Obsessive-compulsion - Dead Rising
Capcom | Xbox 360
Too many video games encourage obsessive-compulsive tendencies. More often than not, you've got to collect all the dongles, break all the crates or explore every square inch of ground for a game to have truly been "completed." Sometimes you'll get something cool for your efforts, but mostly it's about achieving imaginary perfection in an imaginary world.
If you obsessively hunch over games you're sick of in the hope of achieving "100.00%" and seeing the secret ending that's just like the regular ending except that Samus flares her nostrils slightly, it's time to stop. And Dead Rising could be your crucial first step.
On its surface, Dead Rising - which encourages multiple play-throughs in order to see and do everything - might seem like the ultimate obsessive-compulsive game.
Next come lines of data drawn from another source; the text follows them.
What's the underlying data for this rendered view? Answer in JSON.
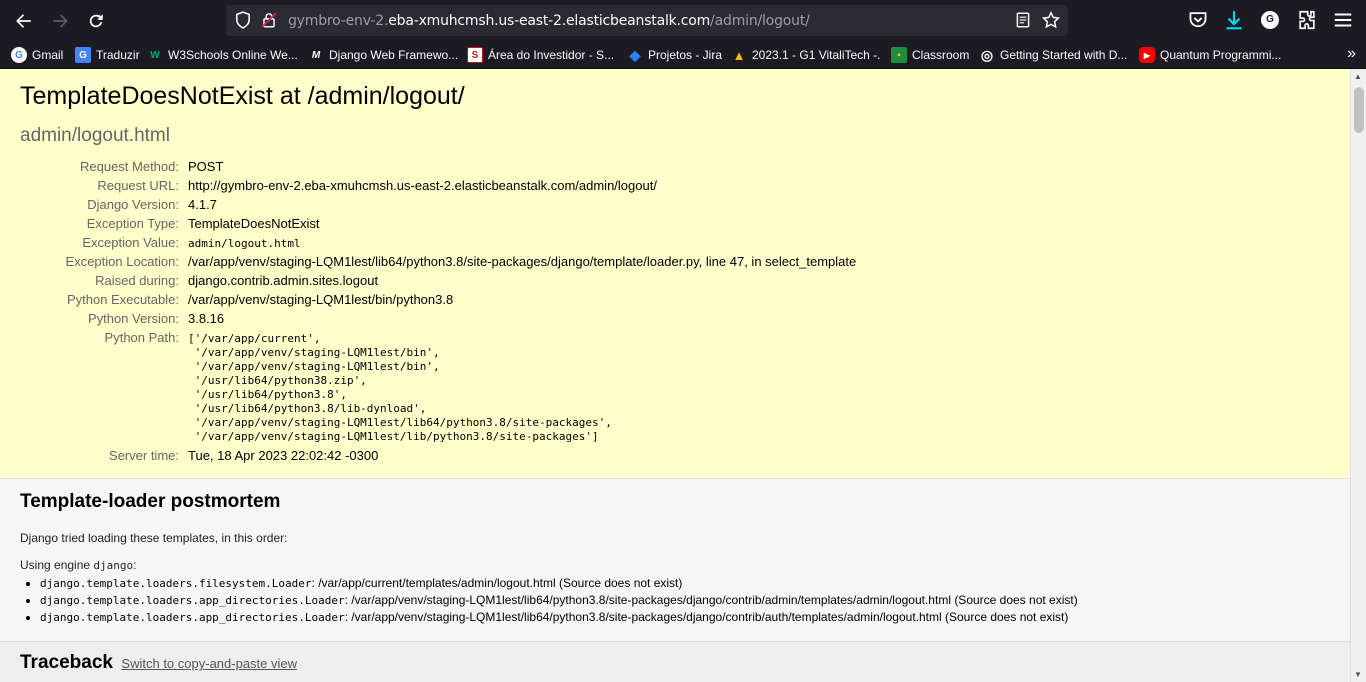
{
  "browser": {
    "url_prefix": "gymbro-env-2.",
    "url_host": "eba-xmuhcmsh.us-east-2.elasticbeanstalk.com",
    "url_path": "/admin/logout/",
    "account_initial": "G",
    "bookmarks": [
      {
        "label": "Gmail",
        "icon": "google-icon",
        "color": "#ffffff"
      },
      {
        "label": "Traduzir",
        "icon": "translate-icon",
        "color": "#4285f4"
      },
      {
        "label": "W3Schools Online We...",
        "icon": "w3schools-icon",
        "color": "#04aa6d"
      },
      {
        "label": "Django Web Framewo...",
        "icon": "mdn-icon",
        "color": "#ffffff"
      },
      {
        "label": "Área do Investidor - S...",
        "icon": "investor-icon",
        "color": "#c4161c"
      },
      {
        "label": "Projetos - Jira",
        "icon": "jira-icon",
        "color": "#2684ff"
      },
      {
        "label": "2023.1 - G1 VitaliTech -...",
        "icon": "drive-icon",
        "color": "#fbbc04"
      },
      {
        "label": "Classroom",
        "icon": "classroom-icon",
        "color": "#1e8e3e"
      },
      {
        "label": "Getting Started with D...",
        "icon": "globe-icon",
        "color": "#fbfbfe"
      },
      {
        "label": "Quantum Programmi...",
        "icon": "youtube-icon",
        "color": "#ff0000"
      }
    ]
  },
  "summary": {
    "title": "TemplateDoesNotExist at /admin/logout/",
    "subtitle": "admin/logout.html",
    "rows": [
      {
        "label": "Request Method:",
        "value": "POST"
      },
      {
        "label": "Request URL:",
        "value": "http://gymbro-env-2.eba-xmuhcmsh.us-east-2.elasticbeanstalk.com/admin/logout/"
      },
      {
        "label": "Django Version:",
        "value": "4.1.7"
      },
      {
        "label": "Exception Type:",
        "value": "TemplateDoesNotExist"
      },
      {
        "label": "Exception Value:",
        "value": "admin/logout.html"
      },
      {
        "label": "Exception Location:",
        "value": "/var/app/venv/staging-LQM1lest/lib64/python3.8/site-packages/django/template/loader.py, line 47, in select_template"
      },
      {
        "label": "Raised during:",
        "value": "django.contrib.admin.sites.logout"
      },
      {
        "label": "Python Executable:",
        "value": "/var/app/venv/staging-LQM1lest/bin/python3.8"
      },
      {
        "label": "Python Version:",
        "value": "3.8.16"
      },
      {
        "label": "Python Path:",
        "value": "['/var/app/current',\n '/var/app/venv/staging-LQM1lest/bin',\n '/var/app/venv/staging-LQM1lest/bin',\n '/usr/lib64/python38.zip',\n '/usr/lib64/python3.8',\n '/usr/lib64/python3.8/lib-dynload',\n '/var/app/venv/staging-LQM1lest/lib64/python3.8/site-packages',\n '/var/app/venv/staging-LQM1lest/lib/python3.8/site-packages']"
      },
      {
        "label": "Server time:",
        "value": "Tue, 18 Apr 2023 22:02:42 -0300"
      }
    ]
  },
  "postmortem": {
    "title": "Template-loader postmortem",
    "intro": "Django tried loading these templates, in this order:",
    "engine_prefix": "Using engine ",
    "engine_name": "django",
    "engine_suffix": ":",
    "items": [
      {
        "loader": "django.template.loaders.filesystem.Loader",
        "detail": ": /var/app/current/templates/admin/logout.html (Source does not exist)"
      },
      {
        "loader": "django.template.loaders.app_directories.Loader",
        "detail": ": /var/app/venv/staging-LQM1lest/lib64/python3.8/site-packages/django/contrib/admin/templates/admin/logout.html (Source does not exist)"
      },
      {
        "loader": "django.template.loaders.app_directories.Loader",
        "detail": ": /var/app/venv/staging-LQM1lest/lib64/python3.8/site-packages/django/contrib/auth/templates/admin/logout.html (Source does not exist)"
      }
    ]
  },
  "traceback": {
    "title": "Traceback",
    "switch_link": "Switch to copy-and-paste view"
  }
}
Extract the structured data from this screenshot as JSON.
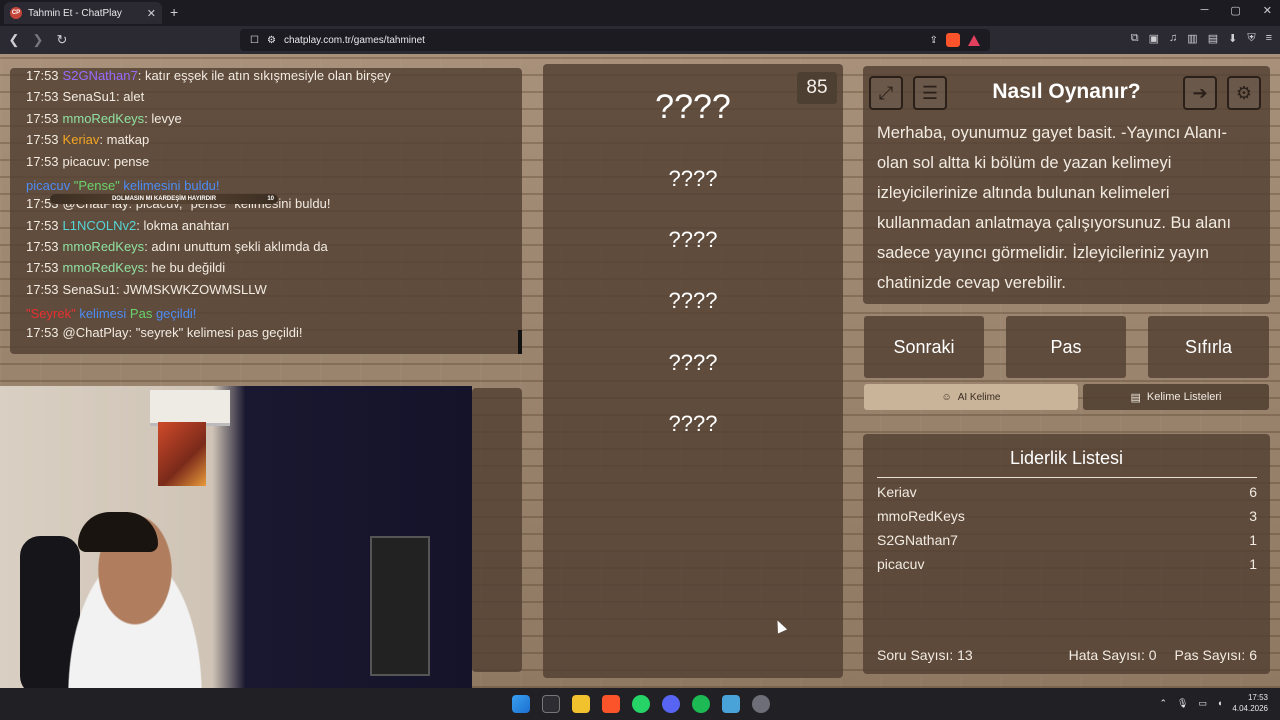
{
  "browser": {
    "tab_title": "Tahmin Et - ChatPlay",
    "tab_favicon": "CP",
    "new_tab": "+",
    "url": "chatplay.com.tr/games/tahminet"
  },
  "chat": {
    "lines": [
      {
        "time": "17:53",
        "user": "S2GNathan7",
        "msg": ": katır eşşek ile atın sıkışmesiyle olan birşey",
        "color": "#9b6bff"
      },
      {
        "time": "17:53",
        "user": "SenaSu1",
        "msg": ": alet",
        "color": "#f2ebe2"
      },
      {
        "time": "17:53",
        "user": "mmoRedKeys",
        "msg": ": levye",
        "color": "#8fe0a0"
      },
      {
        "time": "17:53",
        "user": "Keriav",
        "msg": ": matkap",
        "color": "#f5a623"
      },
      {
        "time": "17:53",
        "user": "picacuv",
        "msg": ": pense",
        "color": "#f2ebe2"
      },
      {
        "time": "",
        "user": "",
        "msg": "",
        "color": "#f2ebe2"
      },
      {
        "time": "17:53",
        "user": "@ChatPlay",
        "msg": ": picacuv, \"pense\" kelimesini buldu!",
        "color": "#f2ebe2"
      },
      {
        "time": "17:53",
        "user": "L1NCOLNv2",
        "msg": ": lokma anahtarı",
        "color": "#55d6d6"
      },
      {
        "time": "17:53",
        "user": "mmoRedKeys",
        "msg": ": adını unuttum şekli aklımda da",
        "color": "#8fe0a0"
      },
      {
        "time": "17:53",
        "user": "mmoRedKeys",
        "msg": ": he bu değildi",
        "color": "#8fe0a0"
      },
      {
        "time": "17:53",
        "user": "SenaSu1",
        "msg": ": JWMSKWKZOWMSLLW",
        "color": "#f2ebe2"
      },
      {
        "time": "",
        "user": "",
        "msg": "",
        "color": "#f2ebe2"
      },
      {
        "time": "17:53",
        "user": "@ChatPlay",
        "msg": ": \"seyrek\" kelimesi pas geçildi!",
        "color": "#f2ebe2"
      }
    ],
    "highlight_found": {
      "user": "picacuv",
      "word": "\"Pense\"",
      "rest": "kelimesini buldu!"
    },
    "highlight_pass": {
      "word": "\"Seyrek\"",
      "mid": "kelimesi",
      "pas": "Pas",
      "rest": "geçildi!"
    },
    "banner_text": "DOLMASIN MI KARDEŞİM HAYIRDIR",
    "banner_count": "10"
  },
  "words": {
    "counter": "85",
    "items": [
      "????",
      "????",
      "????",
      "????",
      "????",
      "????"
    ]
  },
  "howto": {
    "title": "Nasıl Oynanır?",
    "text": "Merhaba, oyunumuz gayet basit. -Yayıncı Alanı- olan sol altta ki bölüm de yazan kelimeyi izleyicilerinize altında bulunan kelimeleri kullanmadan anlatmaya çalışıyorsunuz. Bu alanı sadece yayıncı görmelidir. İzleyicileriniz yayın chatinizde cevap verebilir."
  },
  "actions": {
    "next": "Sonraki",
    "pass": "Pas",
    "reset": "Sıfırla",
    "ai_word": "AI Kelime",
    "word_lists": "Kelime Listeleri"
  },
  "leaderboard": {
    "title": "Liderlik Listesi",
    "rows": [
      {
        "name": "Keriav",
        "score": "6"
      },
      {
        "name": "mmoRedKeys",
        "score": "3"
      },
      {
        "name": "S2GNathan7",
        "score": "1"
      },
      {
        "name": "picacuv",
        "score": "1"
      }
    ],
    "questions": "Soru Sayısı: 13",
    "errors": "Hata Sayısı: 0",
    "passes": "Pas Sayısı: 6"
  },
  "taskbar": {
    "time": "17:53",
    "date": "4.04.2026"
  }
}
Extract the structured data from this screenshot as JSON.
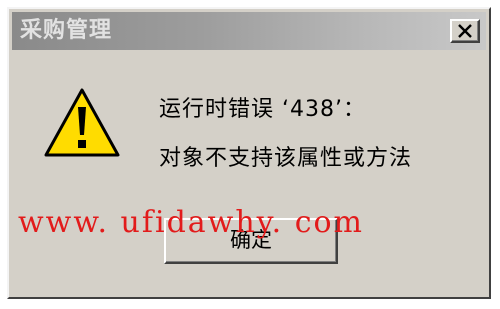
{
  "dialog": {
    "title": "采购管理",
    "close_label": "×",
    "message_line1": "运行时错误 ‘438’：",
    "message_line2": "对象不支持该属性或方法",
    "ok_label": "确定"
  },
  "watermark": {
    "text": "www. ufidawhy. com",
    "color": "#e21b1b"
  },
  "icons": {
    "warning": "warning-triangle-icon",
    "close": "close-icon"
  },
  "colors": {
    "dialog_bg": "#d4d0c8",
    "titlebar_gradient_start": "#8a8a8a",
    "titlebar_gradient_end": "#c8c8c8",
    "warning_yellow": "#ffdc00"
  }
}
But a game that absolutely disallows players from doing and seeing everything the first time through is going to drive ultra-meticulous gamers nuts, and therein lies their salvation.
Above: Maybe you'll jump through all the hoops needed to get this gun, and maybe you won't. What does it matter, really?
See, it'll really bug you at first that you don't have the time or the skills to try on every outfit, collect every weapon or save every person. But if you stick with the game, you'll eventually learn to accept that. You're trapped in a mall with thousands of zombies, after all, so you've got more important things to worry about. Don't sweat the details. Learn the ropes. Remember that if you fail, you'll get a second chance eventually - if you even want it, that is.
Then, sooner or later, maybe you'll realize that it doesn't really matter how much of the game you see, so long as you have fun seeing it.